eFarm — an online marketplace for farmers, buyers
He is a B.Arch from IIT-Kharagpur and a postgraduate in computer science from the University of Albany, New York. She has a commerce degree and an MBA.
He worked in the IT sector for 15 years in India and the US and she was in a leading private sector bank in India, helping it in implementing Six Sigma across the organisation.
Meet M. Venkatasubramanian and Srivalli Krishnan, husband and wife, who started and now run eFarm, a Chennai-based online portal that brings together farmers and buyers.
eFarm also had an on-the-ground business that helped large clients, mainly leading restaurants, source their requirement of vegetables by working directly with nearly 1,500 farmers. A setback in business, that forced them to write off a huge amount, forced them to tweak their business strategy and concentrate on the portal, eFarm Direct.
“I haven’t even done any gardening,” says Venkat, when you ask him if he had any experience in farming and why he chose this area to start his business in. On his return from the US, he was clear he wanted to start a business on his own and also that it should be in a niche area.
In the initial days, he helped sell organic vegetables grown by some of his friends near the beach in Besant Nagar in Chennai. This, he admits, was the starting point for his business idea. It germinated into a proposition and became eFarm.
Talk to Venkat and you will be surprised by some of his views that run against conventional wisdom. “You are over-emphasising the importance of the farmer and not understanding the customer,” he says, for instance. Or, he says a farmer does not know how to price his produce.
Typically, says Venkat, a farmer will tell you a price because that is what he got on some occasion. It is very often left to the market to decide. And, farmers will only talk of vegetables in terms of bags and not in actual weight. Do you know, a majority of farmers do not even have a proper weighing scale with them, asks Venkat.

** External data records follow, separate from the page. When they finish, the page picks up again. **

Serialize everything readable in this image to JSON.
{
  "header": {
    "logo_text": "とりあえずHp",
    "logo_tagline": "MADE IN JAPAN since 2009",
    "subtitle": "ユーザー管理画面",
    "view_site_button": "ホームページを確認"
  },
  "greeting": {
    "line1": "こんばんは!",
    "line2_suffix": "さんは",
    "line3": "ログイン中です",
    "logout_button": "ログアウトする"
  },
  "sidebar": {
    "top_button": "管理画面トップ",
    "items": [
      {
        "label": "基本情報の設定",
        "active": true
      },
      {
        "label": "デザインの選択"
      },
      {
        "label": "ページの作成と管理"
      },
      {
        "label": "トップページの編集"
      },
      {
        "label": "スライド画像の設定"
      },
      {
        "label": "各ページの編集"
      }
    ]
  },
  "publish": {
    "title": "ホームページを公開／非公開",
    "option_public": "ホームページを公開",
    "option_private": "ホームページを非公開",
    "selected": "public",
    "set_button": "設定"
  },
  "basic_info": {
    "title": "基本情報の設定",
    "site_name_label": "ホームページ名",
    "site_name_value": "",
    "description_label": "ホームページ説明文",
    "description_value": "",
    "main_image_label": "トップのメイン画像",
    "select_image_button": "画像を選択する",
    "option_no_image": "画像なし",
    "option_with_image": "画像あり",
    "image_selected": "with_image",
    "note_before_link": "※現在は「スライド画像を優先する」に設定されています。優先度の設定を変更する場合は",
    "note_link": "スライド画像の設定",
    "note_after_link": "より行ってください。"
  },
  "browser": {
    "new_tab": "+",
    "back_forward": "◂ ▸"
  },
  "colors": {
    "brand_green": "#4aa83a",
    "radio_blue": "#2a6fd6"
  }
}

He met the chefs of some leading restaurants and asked them what vegetables they would like to have. The chefs were pleasantly surprised and happy that here was someone who was actually asking them their opinion.
eFarm’s first customer was Oriental Cuisines of ‘Hot Breads’ Mahadevan. Venkat’s firm tied up with the Tamil Nadu Agricultural University and NGOs such as National Agro Foundation to work with some progressive farmers.
There is no data in the industry and that is what eFarm set out to correct. He and Srivalli used technology to collect and build a database – extent of the farm, soil type, vegetable grown, input costs (fertiliser, pesticides, labour costs for de-weeding and planting the seeds), and yield to help farmers understand how they should price their produce and what they can realistically expect in the market. eFarm worked with them and a few NGOs to grade the vegetables, weigh them correctly and guarantee a regular price to customers.
eFarm has got a Rs 1-crore investment from Mumbai Angels for a significant minority stake. Venkat and Srivalli own the majority while 10 per cent stake would be with friends and family. They would have invested about Rs 25-30 lakh of their money in the venture.
This loss and write-off prompted eFarm to tweak its business model. It has now gone slow on sourcing and selling vegetables and fruits and instead has a portal that helps farmers, input suppliers (of seeds, fertilisers and pesticides) and buyers come together. The revenue is through a fee-based registration. eFarm now has more than 5,000 registrations and the number is growing.